### Try it
Using the material below, work out how many lines contain "price". Only the number is wanted.

### Input
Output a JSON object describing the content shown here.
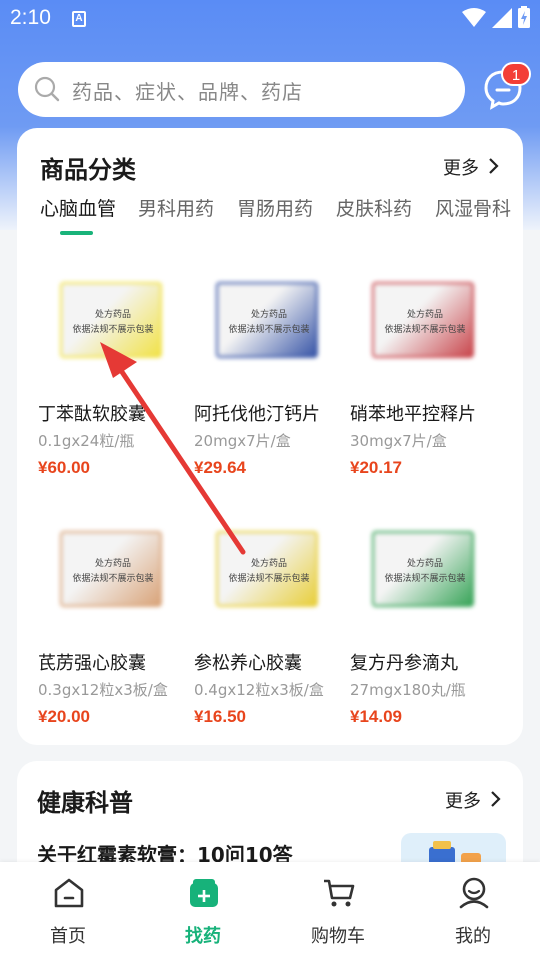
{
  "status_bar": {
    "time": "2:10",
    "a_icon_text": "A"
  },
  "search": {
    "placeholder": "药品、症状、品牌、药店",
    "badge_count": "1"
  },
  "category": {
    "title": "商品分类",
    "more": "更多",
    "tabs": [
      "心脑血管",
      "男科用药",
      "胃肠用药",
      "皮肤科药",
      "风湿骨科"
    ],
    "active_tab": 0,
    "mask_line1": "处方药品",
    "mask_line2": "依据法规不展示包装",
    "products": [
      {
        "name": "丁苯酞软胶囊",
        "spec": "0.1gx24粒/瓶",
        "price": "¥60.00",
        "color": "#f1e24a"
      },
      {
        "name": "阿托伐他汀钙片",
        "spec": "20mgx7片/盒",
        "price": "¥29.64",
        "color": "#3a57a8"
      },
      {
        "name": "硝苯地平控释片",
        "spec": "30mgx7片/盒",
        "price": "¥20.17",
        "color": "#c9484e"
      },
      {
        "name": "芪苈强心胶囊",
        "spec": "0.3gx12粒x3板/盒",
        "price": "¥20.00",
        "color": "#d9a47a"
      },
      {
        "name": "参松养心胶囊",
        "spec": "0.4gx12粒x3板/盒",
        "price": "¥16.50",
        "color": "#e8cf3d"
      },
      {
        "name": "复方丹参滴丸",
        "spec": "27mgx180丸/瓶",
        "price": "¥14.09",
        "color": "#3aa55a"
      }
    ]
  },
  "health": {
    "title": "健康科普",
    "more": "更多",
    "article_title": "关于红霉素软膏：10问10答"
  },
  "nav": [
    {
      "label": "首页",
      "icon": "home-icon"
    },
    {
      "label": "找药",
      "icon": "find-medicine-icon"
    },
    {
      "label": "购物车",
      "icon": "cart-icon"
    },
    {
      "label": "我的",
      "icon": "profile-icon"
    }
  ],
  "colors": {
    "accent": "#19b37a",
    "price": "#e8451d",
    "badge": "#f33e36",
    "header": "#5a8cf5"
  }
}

### Completed task
7